Problems associated with democracy
In my previous blog with the title “liberals versus conservatives” I explained the government and its responsibility to society and also how liberals and democrats believe the state should function in society. The blog was able to create public discourse on social media and that was the point of the article. To be consistent with sustaining the public discourse I will unpack on the problems that are associated with democracy.
Government exercises authority over people to create a society that is organised in a way that the elected officials envisage. There is a political struggle between different parties to lead in government as elected officials. The struggle varies in different countries and can either be armed or peaceful. The struggle is won by one party that represents an ideological view of a particular class, tribe, group or individuals and once inaugurated to lead in government the winning party has a responsibility to meet the expectations of its electorate. Let’s say party X won with 55% and party Y lost with 45% the social and economic policies of party X will be imposed on party Y. It is this factor of democracy that leads to social unrest and violent strikes because party Y resists the imposition of laws that they disagree with and do so by striking. Democracy is a chef of social unrest because every protest has an element of a political motive force. Another factor is that the voter turnout of eligible voters is very low in many countries. For example in 1994 85.53% of the eligible voters in South Africa voted, the figure has dropped to 59.34% in 2014 of eligible voters that voted. This is an indication that citizens are losing interest and faith in democracy to be able to address their pressing problems.
Parliaments are the backbone of all democracies and people are told that the parliament is a representation of everyone in the country. In reality the people are absent in the decision making in parliament and that creates disconnection between the people and the parliamentarians. The parliamentarians are also never punished it they do not implement laws and economic objectives that they promised people in the run-up to the elections. Each MP in South Africa represents 130 000 citizens however those MPs do not consult with each of the people they represent and mainly keep links with their respective political parties and get a mandate from their political parties. We are told that the parliament is a representation of the people but the mandate that parties carry are not from the people but from their respective parties. A parliament becomes the parliament of the winning party.

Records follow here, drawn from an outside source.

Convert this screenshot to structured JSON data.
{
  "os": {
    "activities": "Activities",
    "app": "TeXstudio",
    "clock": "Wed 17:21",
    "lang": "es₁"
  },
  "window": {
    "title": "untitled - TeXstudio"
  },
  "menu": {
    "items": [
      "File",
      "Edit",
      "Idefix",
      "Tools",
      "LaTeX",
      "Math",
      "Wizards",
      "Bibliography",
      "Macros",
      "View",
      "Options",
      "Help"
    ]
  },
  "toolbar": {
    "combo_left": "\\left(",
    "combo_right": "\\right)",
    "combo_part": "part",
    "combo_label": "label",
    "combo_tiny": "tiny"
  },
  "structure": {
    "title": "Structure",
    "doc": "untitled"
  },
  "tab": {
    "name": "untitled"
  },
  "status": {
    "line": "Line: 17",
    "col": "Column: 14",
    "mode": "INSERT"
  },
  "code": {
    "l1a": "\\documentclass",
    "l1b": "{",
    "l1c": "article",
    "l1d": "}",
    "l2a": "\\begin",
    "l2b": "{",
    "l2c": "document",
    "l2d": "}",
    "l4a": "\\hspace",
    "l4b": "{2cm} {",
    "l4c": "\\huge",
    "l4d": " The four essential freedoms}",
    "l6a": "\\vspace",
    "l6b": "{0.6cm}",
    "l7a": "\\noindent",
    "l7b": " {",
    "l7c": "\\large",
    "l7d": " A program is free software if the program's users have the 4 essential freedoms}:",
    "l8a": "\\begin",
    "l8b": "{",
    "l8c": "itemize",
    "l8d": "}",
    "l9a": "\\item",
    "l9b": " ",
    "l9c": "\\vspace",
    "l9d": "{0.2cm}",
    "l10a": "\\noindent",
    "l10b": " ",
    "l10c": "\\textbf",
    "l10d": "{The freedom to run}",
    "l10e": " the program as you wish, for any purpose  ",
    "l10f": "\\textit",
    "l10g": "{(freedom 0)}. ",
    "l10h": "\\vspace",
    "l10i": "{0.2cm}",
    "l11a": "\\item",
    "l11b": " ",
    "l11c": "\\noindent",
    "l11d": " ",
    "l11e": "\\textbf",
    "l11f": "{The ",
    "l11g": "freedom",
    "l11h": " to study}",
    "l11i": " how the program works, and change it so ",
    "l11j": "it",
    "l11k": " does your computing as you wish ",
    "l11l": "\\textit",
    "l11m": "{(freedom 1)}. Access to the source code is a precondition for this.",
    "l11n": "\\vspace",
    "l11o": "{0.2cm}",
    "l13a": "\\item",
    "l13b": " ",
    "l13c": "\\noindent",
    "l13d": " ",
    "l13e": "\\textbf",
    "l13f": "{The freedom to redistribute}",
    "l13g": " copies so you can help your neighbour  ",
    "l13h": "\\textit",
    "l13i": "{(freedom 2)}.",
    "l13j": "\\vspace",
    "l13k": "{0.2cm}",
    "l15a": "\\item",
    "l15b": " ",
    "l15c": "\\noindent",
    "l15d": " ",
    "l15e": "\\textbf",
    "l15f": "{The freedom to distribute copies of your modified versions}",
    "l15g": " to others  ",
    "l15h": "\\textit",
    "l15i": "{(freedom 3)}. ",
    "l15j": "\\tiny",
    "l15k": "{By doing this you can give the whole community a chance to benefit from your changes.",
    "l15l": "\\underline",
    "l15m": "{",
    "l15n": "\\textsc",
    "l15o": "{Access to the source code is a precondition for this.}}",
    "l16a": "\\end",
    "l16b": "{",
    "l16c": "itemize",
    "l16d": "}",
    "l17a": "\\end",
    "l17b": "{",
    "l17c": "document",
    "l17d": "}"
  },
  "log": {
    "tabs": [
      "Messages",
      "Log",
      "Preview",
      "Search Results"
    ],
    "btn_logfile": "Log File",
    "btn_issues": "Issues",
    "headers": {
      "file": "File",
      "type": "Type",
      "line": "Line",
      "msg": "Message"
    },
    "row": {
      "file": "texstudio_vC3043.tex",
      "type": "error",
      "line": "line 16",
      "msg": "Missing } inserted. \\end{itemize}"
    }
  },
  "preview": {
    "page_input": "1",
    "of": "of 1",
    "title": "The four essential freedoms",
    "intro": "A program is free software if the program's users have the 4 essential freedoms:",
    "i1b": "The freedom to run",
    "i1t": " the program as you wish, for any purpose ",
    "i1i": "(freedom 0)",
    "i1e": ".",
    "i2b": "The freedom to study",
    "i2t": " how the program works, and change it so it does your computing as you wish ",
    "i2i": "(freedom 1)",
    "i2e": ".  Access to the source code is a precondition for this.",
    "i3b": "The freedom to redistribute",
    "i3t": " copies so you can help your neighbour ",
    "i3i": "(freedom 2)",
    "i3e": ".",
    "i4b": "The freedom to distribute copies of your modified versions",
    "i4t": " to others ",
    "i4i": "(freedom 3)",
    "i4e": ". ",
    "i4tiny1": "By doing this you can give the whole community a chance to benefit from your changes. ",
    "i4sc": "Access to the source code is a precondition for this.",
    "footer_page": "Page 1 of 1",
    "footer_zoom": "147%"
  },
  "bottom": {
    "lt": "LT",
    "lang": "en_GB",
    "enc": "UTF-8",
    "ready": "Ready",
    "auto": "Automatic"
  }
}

Another problem is that votes can be bought by the rich and that disadvantages the poor as they are unable to compete in the elections.
A political party comprises of people who share the same belief, belong to the same region, have a common perception and a common interest. The party that wins the elections then imposes its values, believes and interest to the whole country. The people who live in a country have a diversity of interests, ideas, values and temperaments and the imposition by a party that won elections is not liked by many communities. The reason why political parties are formed is to rule over a nation and not only members of the party. The existence of many political parties intensifies the struggle for power to lead in government and these results in opposition parties attempting by all means to undermine the position of the party that rules by denouncing and criticising in public on everything. In some instances the opposition parties can raise a good solution in parliament to solve a social problem and the party that rules can use its majority to reject those great suggestions because they would not want to be seen as agreeing with the opposition. A ruling party agreeing with the opposition would give the opposition the ammunition to state in public that the ruling party is useless and does what they say and use that to get some votes of the ruling party. This battle between the parties can be at the expense of higher social issues being overlooked. Opposition parties always cast doubt on the ruling party even if the achievements and plans of the ruling party may be beneficial to society. This results in members of the society being the victims of the struggle of power between the political parties. This struggle is unfortunately very destructive to the society as a whole. Another problem is that parties can be bribed from either inside or outside.
These problems associated with democracy are not only South African problems but are a global phenomenon present in all democratic countries. I would like this article to spark a debate so feel free to comment and indicate whether you agree with my explanation or not. Most importantly I would like to get some suggestions from you on how these problems can be solved or if you believe that an alternative system of governance from democracy would be better for the nation.